Just Because I'm a Woman
A hoary old country music joke goes like this: "Porter Wagner and Dolly Parton, there's two big'uns." And while Porter will be best remembered for his spectacular hair and Nudie suits, Dolly Parton's 3000+song legacy insures her music will continue to be heard long after her chest is forgotten. Just Because I'm a Woman – Songs of Dolly Parton delivers eleven different artists' takes on some of her most memorable songs.
Dolly's first release, not so coincidentally also titled Just Because I'm a Woman, came out on RCA in 1968. Since then several generations of female musicians have been influenced not only by her on-stage persona, but also her magnificent voice and prodigious musical talent. As you might expect, a number of major country and bluegrass artists grace this new anthology, but musicians from other genres also contribute, making this collection far more encompassing than it would be otherwise. Melissa Etheridge, Joan Osborne, Sinead O'Connor, Me'Shell N'Degeocello, and Nora Jones' renditions of Parton classics certainly spice up the musical gumbo. Alison Krauss, Shania Twain, Shelby Lynne, Mindy Smith, Allison Moorer, and Emmylou Harris all weigh in on the country side. As an added treat Parton herself adds her own freshly recorded version of "Just Because I'm a Woman" on the final track.
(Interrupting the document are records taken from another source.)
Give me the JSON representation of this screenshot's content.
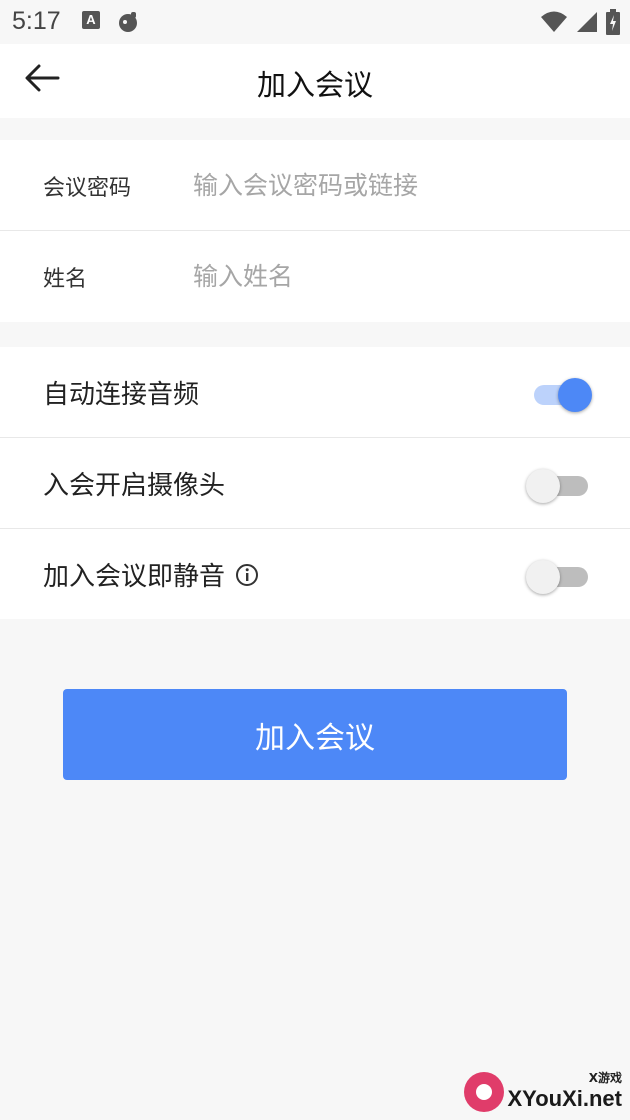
{
  "status_bar": {
    "time": "5:17",
    "left_icons": [
      "accessibility-a-icon",
      "app-notification-icon"
    ],
    "right_icons": [
      "wifi-icon",
      "cell-signal-icon",
      "battery-charging-icon"
    ]
  },
  "header": {
    "title": "加入会议",
    "back_icon": "arrow-left-icon"
  },
  "form": {
    "password": {
      "label": "会议密码",
      "placeholder": "输入会议密码或链接",
      "value": ""
    },
    "name": {
      "label": "姓名",
      "placeholder": "输入姓名",
      "value": ""
    }
  },
  "settings": {
    "auto_audio": {
      "label": "自动连接音频",
      "enabled": true
    },
    "camera_on": {
      "label": "入会开启摄像头",
      "enabled": false
    },
    "mute_on_join": {
      "label": "加入会议即静音",
      "enabled": false,
      "info_icon": "info-circle-icon"
    }
  },
  "join_button": {
    "label": "加入会议"
  },
  "watermark": {
    "small": "X游戏",
    "big": "XYouXi.net"
  },
  "colors": {
    "accent": "#4d88f7",
    "switch_on_track": "#bcd2fb",
    "switch_off_track": "#bdbdbd",
    "background": "#f7f7f7",
    "card": "#ffffff",
    "placeholder": "#a6a6a6"
  }
}
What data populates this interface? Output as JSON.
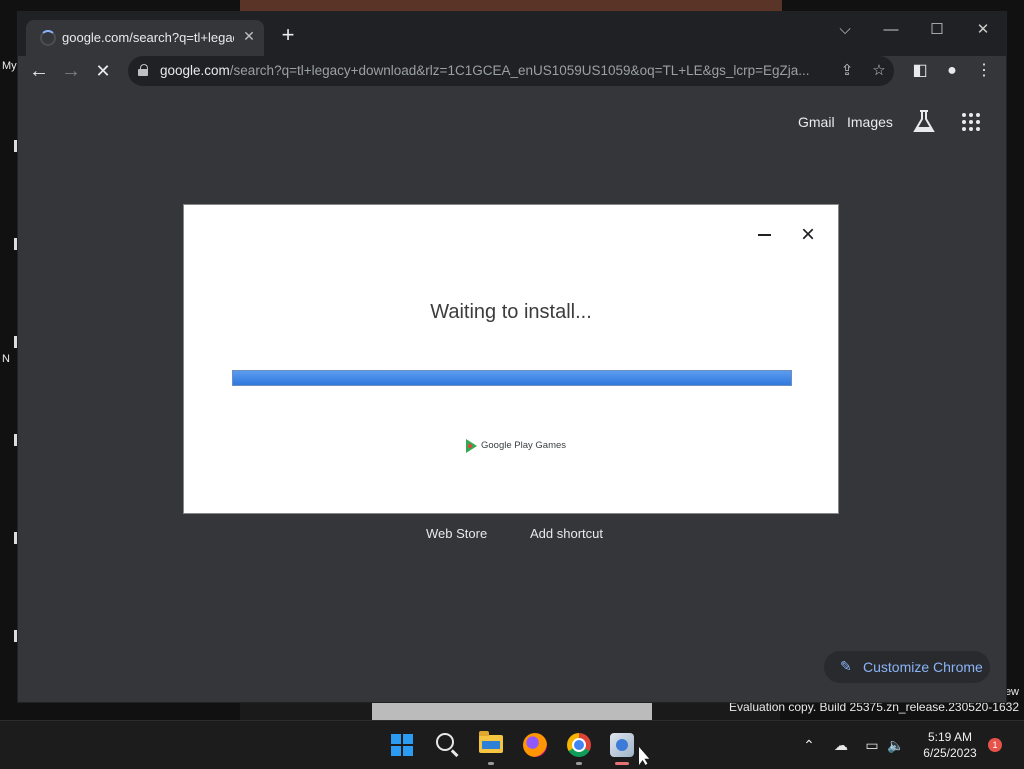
{
  "desktop": {
    "icon_label_1": "My",
    "icon_label_2": "N",
    "watermark_line_1": "ew",
    "watermark_line_2": "Evaluation copy. Build 25375.zn_release.230520-1632"
  },
  "browser": {
    "tab": {
      "title": "google.com/search?q=tl+legacy",
      "loading": true
    },
    "url_host": "google.com",
    "url_rest": "/search?q=tl+legacy+download&rlz=1C1GCEA_enUS1059US1059&oq=TL+LE&gs_lcrp=EgZja...",
    "top_links": {
      "gmail": "Gmail",
      "images": "Images"
    },
    "shortcuts": {
      "web_store": "Web Store",
      "add_shortcut": "Add shortcut"
    },
    "customize_label": "Customize Chrome",
    "accent_color": "#8ab4f8"
  },
  "install_dialog": {
    "status": "Waiting to install...",
    "progress_percent": 100,
    "brand": "Google Play Games"
  },
  "taskbar": {
    "time": "5:19 AM",
    "date": "6/25/2023",
    "notification_count": "1",
    "apps": [
      "start-icon",
      "search-icon",
      "file-explorer-icon",
      "firefox-icon",
      "chrome-icon",
      "installer-icon"
    ]
  }
}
With all this exceptional talent, singling out the best cut on the album would make King Solomon stutter and shake. Sinead O'Connor turns in the most idiosyncratic rendition of "Dagger Through the Heart," but oddball arrangements have long been her forte. Me'Shell N'Degeocello's treatment of "Two Doors Down" turns this song into a Prince-like urban sex romp and comes in a close second. Kinky? You bet. The most ornate production award goes to Alison Moorer, whose version of "Light of a Clear Blue Morning" includes artificial record noise mated to a thick bed of synthesizers. My favorite cut has to be Joan Osborne's take on "Do I Ever Cross Your Mind." Produced by John Leventhal and Rick Depofi, who also play all the backup instruments, Osborne's strong but lilting voice delivers the song with disarmingly direct intimacy.
Just Because I'm a Woman adds to executive Steve Buckingham considerable reputation as an anthology expert. His other projects, Evangeline Made: A Tribute to Cajun Music, It'll Come to You: The Songs of John Hiatt, and The Chieftains' last release, Down the Old Plank Road: The Nashville Sessions, prove that Buckingham can take recordings made in many different studios and make them sound consistently good. Even the Emmylou Harris selection, "To Daddy" from her mid 80's release Quarter Moon in a Ten Cent Town holds up well, due in no small part to the efforts of Eric Conn and Don Cobb from Independent Mastering in Nashville, Tennessee.
Putting together a great anthology involves the art of mating the familiar with the new to create a final result that is novel without being alien, and fresh without being trendy. Just Because I'm a Woman – Songs of Dolly Parton balances these contradictory influences to create an anthology that is almost as seductive as its music's creator.